Below you may find the abstract of my PhD thesis, completed in 2014, on Turkish foreign policy in the Middle East under the AKP. The thesis was recently released online by the University of Warwick. You may reach the full document here.
The problematique driving this research stems from the different approaches concerning Turkish foreign policy (TFP) under the Justice and Development Party (AKP) since 2002. Moreover, the controversy about TFP, also expands to a theoretical debate within the International Relations, and Foreign Policy Analysis, literature. However, although more balanced approaches have emerged in recent years to explain TFP, a comprehensive and systematically integrated approach that deals with TFP drivers, causal chains and foreign policy behaviour is yet to be seen; and this is a gap that this thesis seeks to fill.

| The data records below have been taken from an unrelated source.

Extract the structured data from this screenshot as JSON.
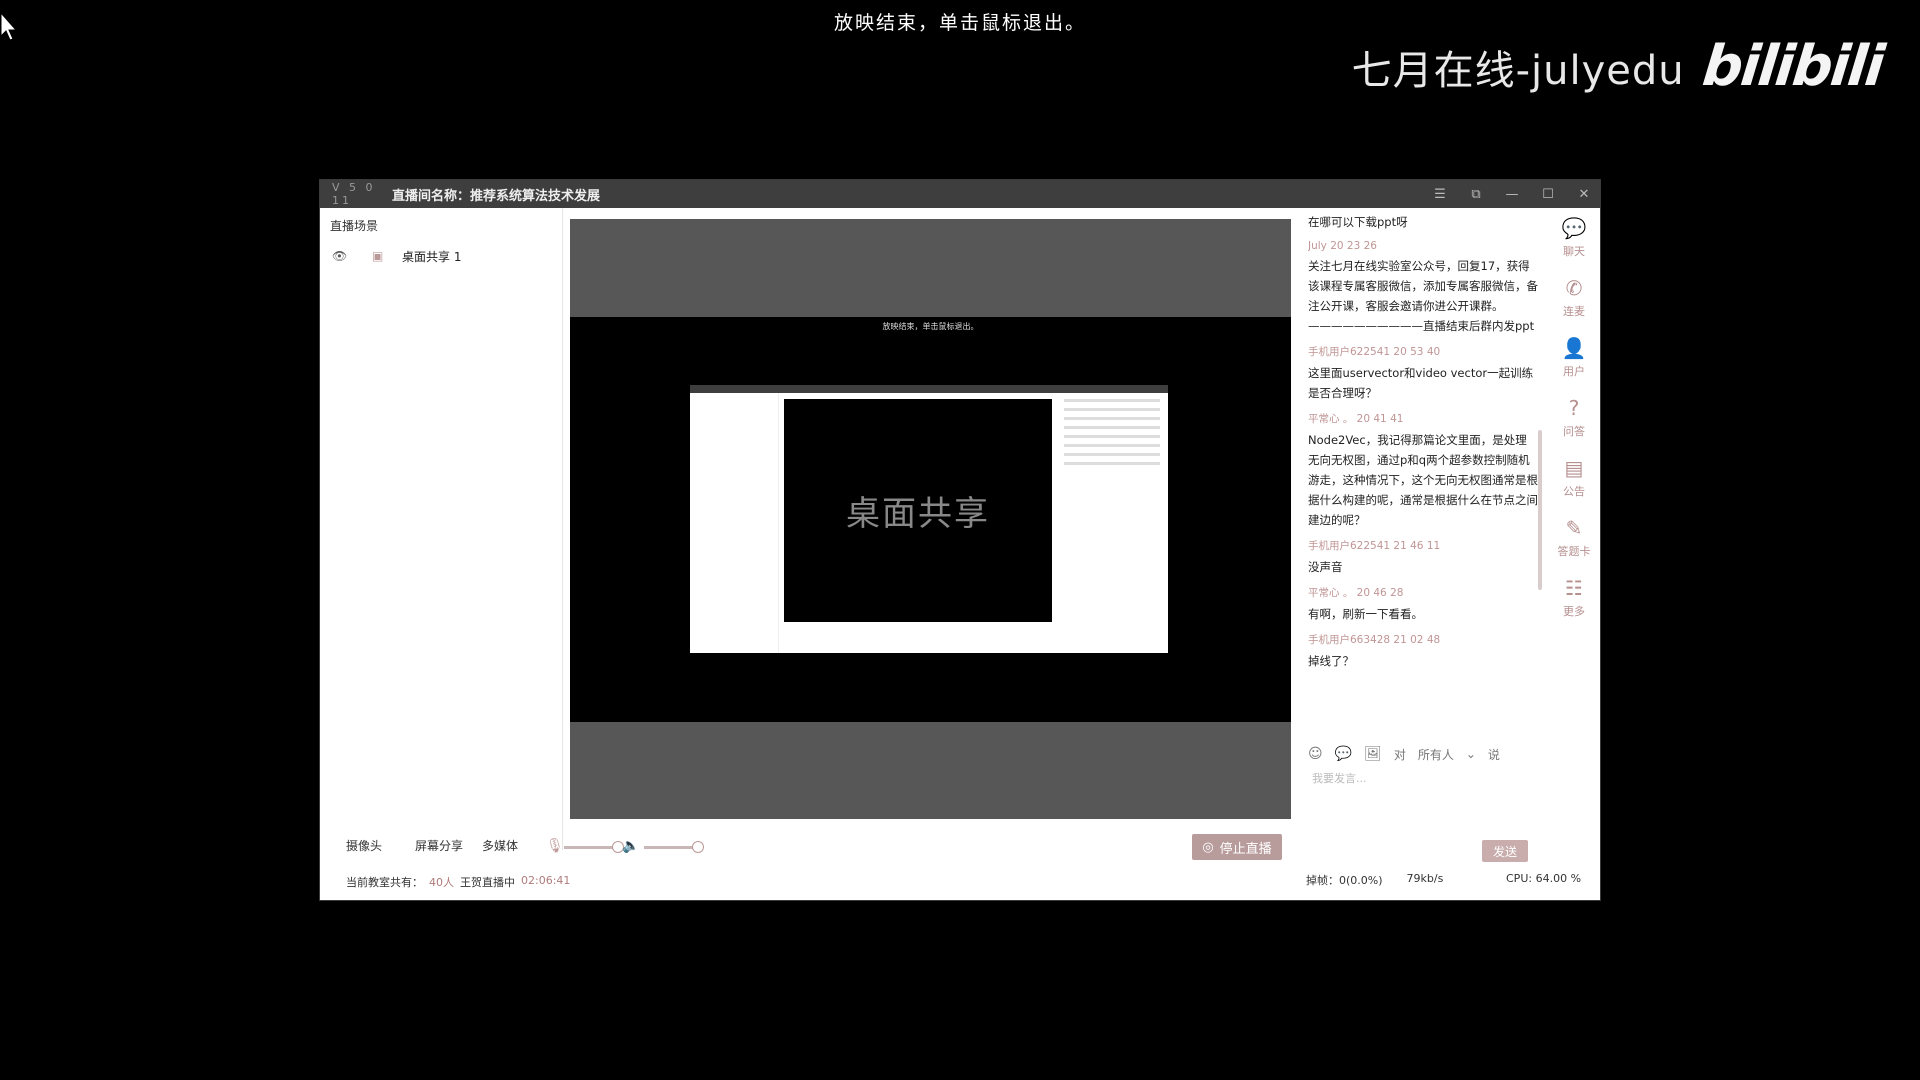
{
  "overlay": {
    "message": "放映结束，单击鼠标退出。",
    "watermark_text": "七月在线-julyedu",
    "watermark_logo": "bilibili"
  },
  "window": {
    "version": "V 5 0 11",
    "title": "直播间名称：推荐系统算法技术发展",
    "controls": [
      "menu",
      "restore",
      "minimize",
      "maximize",
      "close"
    ]
  },
  "left_panel": {
    "heading": "直播场景",
    "scenes": [
      {
        "label": "桌面共享 1"
      }
    ]
  },
  "stage": {
    "inner_message": "放映结束，单击鼠标退出。",
    "share_label": "桌面共享"
  },
  "bottom": {
    "tools": [
      "摄像头",
      "屏幕分享",
      "多媒体"
    ],
    "stop_button": "停止直播",
    "status_prefix": "当前教室共有：",
    "count": "40人",
    "teacher": "王贺直播中",
    "elapsed": "02:06:41"
  },
  "chat": {
    "messages": [
      {
        "who": "",
        "text": "在哪可以下载ppt呀"
      },
      {
        "who": "July 20 23 26",
        "text": "关注七月在线实验室公众号，回复17，获得该课程专属客服微信，添加专属客服微信，备注公开课，客服会邀请你进公开课群。——————————直播结束后群内发ppt"
      },
      {
        "who": "手机用户622541 20 53 40",
        "text": "这里面uservector和video  vector一起训练是否合理呀？"
      },
      {
        "who": "平常心 。 20 41 41",
        "text": "Node2Vec，我记得那篇论文里面，是处理无向无权图，通过p和q两个超参数控制随机游走，这种情况下，这个无向无权图通常是根据什么构建的呢，通常是根据什么在节点之间建边的呢？"
      },
      {
        "who": "手机用户622541 21 46 11",
        "text": "没声音"
      },
      {
        "who": "平常心 。 20 46 28",
        "text": "有啊，刷新一下看看。"
      },
      {
        "who": "手机用户663428 21 02 48",
        "text": "掉线了？"
      }
    ],
    "target_label": "对",
    "target_value": "所有人",
    "say_label": "说",
    "input_placeholder": "我要发言...",
    "send_button": "发送"
  },
  "side_icons": [
    {
      "icon": "chat-icon",
      "label": "聊天"
    },
    {
      "icon": "phone-icon",
      "label": "连麦"
    },
    {
      "icon": "user-icon",
      "label": "用户"
    },
    {
      "icon": "question-icon",
      "label": "问答"
    },
    {
      "icon": "notice-icon",
      "label": "公告"
    },
    {
      "icon": "answer-card-icon",
      "label": "答题卡"
    },
    {
      "icon": "more-icon",
      "label": "更多"
    }
  ],
  "network": {
    "dropped_label": "掉帧：",
    "dropped_value": "0(0.0%)",
    "rate": "79kb/s",
    "cpu_label": "CPU:",
    "cpu_value": "64.00 %"
  }
}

In this light, this thesis’ objective is to explain TFP towards the Middle East under the AKP. Thus, the central and overarching question to be answered is: what are the foreign policy-making dynamics under the AKP? The goal is to trace the causal relationship between the (independent and intervening) variables (system and domestic level) vis-à-vis the dependent variable (foreign policy behaviour) in terms of the foreign policy outcomes of “revisionism” and “status quo.” In answering the overarching question, the thesis also addresses a set of sub-questions: how are domestic developments linked to external developments? Is there evidence of revisionism or ideological incentives in TFP? Answering such questions also allows for inferences on long-standing questions about TFP to be made. For example: is Turkey turning away from its traditional Western allies? Has Turkey been promoting peace and cooperation, or have its policies created polarisation between international actors?

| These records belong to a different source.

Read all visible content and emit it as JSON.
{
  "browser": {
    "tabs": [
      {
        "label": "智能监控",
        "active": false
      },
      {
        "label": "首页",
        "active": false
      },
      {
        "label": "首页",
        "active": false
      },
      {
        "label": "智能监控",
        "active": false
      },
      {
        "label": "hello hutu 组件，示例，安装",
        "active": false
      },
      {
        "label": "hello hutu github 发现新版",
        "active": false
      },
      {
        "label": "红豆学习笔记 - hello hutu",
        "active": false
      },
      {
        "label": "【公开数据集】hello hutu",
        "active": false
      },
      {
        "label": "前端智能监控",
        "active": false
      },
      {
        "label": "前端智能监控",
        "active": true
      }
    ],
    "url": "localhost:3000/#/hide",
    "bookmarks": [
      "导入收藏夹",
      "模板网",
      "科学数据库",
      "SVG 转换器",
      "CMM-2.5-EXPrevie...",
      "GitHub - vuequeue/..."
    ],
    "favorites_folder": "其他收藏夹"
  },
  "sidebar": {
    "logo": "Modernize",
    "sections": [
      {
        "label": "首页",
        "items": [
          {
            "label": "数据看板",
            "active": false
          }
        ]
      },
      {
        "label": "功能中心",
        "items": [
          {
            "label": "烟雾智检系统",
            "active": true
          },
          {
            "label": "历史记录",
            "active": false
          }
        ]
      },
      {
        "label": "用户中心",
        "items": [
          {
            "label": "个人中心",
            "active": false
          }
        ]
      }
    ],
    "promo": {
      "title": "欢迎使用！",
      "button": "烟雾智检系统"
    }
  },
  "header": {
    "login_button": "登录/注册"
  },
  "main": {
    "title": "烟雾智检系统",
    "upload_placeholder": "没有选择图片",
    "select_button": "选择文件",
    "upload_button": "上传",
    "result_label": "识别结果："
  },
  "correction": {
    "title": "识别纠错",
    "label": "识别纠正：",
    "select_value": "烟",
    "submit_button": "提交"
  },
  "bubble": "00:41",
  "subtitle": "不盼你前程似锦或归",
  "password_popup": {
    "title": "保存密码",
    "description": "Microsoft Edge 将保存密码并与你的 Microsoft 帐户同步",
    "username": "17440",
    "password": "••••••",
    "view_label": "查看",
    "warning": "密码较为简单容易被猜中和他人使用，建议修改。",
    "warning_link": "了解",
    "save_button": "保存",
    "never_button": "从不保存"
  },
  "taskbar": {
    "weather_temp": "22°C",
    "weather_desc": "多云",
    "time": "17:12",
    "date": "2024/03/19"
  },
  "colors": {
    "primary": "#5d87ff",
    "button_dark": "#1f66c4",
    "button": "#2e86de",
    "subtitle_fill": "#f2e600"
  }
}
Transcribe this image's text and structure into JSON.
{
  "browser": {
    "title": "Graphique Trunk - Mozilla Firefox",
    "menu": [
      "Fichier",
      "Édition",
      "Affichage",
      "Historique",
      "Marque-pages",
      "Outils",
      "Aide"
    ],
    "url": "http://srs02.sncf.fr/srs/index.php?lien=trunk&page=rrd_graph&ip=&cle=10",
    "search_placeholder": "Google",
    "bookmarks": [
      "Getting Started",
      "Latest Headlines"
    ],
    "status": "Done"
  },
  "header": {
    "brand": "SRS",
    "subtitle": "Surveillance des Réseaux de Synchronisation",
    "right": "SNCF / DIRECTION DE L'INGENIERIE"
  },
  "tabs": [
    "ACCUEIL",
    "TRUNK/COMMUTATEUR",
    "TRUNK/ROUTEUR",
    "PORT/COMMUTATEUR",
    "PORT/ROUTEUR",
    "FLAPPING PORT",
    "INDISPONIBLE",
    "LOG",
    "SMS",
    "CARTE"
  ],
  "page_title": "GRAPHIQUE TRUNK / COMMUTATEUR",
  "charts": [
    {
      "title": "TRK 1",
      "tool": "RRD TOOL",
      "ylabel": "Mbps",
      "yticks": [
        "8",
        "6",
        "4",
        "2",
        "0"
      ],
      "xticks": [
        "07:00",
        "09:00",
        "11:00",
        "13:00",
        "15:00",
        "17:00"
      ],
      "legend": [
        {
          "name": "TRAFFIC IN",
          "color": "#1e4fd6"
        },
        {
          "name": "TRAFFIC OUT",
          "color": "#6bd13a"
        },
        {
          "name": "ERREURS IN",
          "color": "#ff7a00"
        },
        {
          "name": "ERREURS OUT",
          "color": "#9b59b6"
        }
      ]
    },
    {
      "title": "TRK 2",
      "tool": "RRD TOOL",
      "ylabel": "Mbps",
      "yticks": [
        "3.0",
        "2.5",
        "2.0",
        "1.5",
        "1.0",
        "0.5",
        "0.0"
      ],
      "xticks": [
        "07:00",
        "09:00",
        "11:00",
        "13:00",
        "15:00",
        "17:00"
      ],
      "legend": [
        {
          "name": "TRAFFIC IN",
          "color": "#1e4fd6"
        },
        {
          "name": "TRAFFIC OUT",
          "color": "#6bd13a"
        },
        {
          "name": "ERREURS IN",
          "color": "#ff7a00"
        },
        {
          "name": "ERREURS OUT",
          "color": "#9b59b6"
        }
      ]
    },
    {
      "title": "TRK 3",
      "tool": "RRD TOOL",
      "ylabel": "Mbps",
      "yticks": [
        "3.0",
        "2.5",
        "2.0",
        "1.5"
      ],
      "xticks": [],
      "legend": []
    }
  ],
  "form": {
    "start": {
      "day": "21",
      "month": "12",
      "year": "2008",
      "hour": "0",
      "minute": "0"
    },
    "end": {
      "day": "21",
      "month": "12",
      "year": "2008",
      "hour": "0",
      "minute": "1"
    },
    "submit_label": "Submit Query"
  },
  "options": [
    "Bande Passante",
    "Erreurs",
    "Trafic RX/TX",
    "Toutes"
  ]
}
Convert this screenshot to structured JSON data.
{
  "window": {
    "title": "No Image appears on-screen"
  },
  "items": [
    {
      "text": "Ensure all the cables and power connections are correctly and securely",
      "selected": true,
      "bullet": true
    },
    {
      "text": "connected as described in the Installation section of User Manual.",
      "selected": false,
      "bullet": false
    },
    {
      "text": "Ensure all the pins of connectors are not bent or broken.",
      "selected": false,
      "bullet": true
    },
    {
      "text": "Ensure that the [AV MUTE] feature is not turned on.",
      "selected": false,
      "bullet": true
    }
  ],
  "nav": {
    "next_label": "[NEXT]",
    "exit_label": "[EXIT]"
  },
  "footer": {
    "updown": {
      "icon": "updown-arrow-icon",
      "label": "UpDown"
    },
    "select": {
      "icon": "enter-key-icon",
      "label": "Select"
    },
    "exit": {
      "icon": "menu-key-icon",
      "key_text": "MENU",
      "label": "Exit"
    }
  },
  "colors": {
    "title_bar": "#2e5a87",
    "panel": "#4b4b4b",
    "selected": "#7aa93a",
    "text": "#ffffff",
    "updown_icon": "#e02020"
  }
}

The main argument is twofold. First it is argued that TFP under the AKP towards the Middle East has been revisionist. This stems from the fact that AKP elite ideology is revisionist and the domestic driver that has the primary role in filtering systemic dynamics and leading to the foreign policy outcome. Thus, whenever the circumstances – namely, little to no external or domestic effective opposition – allow AKP policy-makers to act according to their ideologically-charged rhetoric, TFP behaviour is revisionist. When AKP is constrained by other external or domestic drivers, TFP is more prone to maintaining the status quo. As such, system-level drivers (international power relations, external threat perceptions and international economic interdependencies), and most importantly international power relations, play the primary role in shaping and causing shifts in TFP but always in conjunction with unit-level variables.
Lastly, it is suggested that the region’s volatility will keep forcing Turkey to switch back and forth in its alliance with the West not least because of the gap between its revisionist aspirations and its limited capabilities. The same aspirations will unavoidably be challenged as they face the reaction of other regional and international players.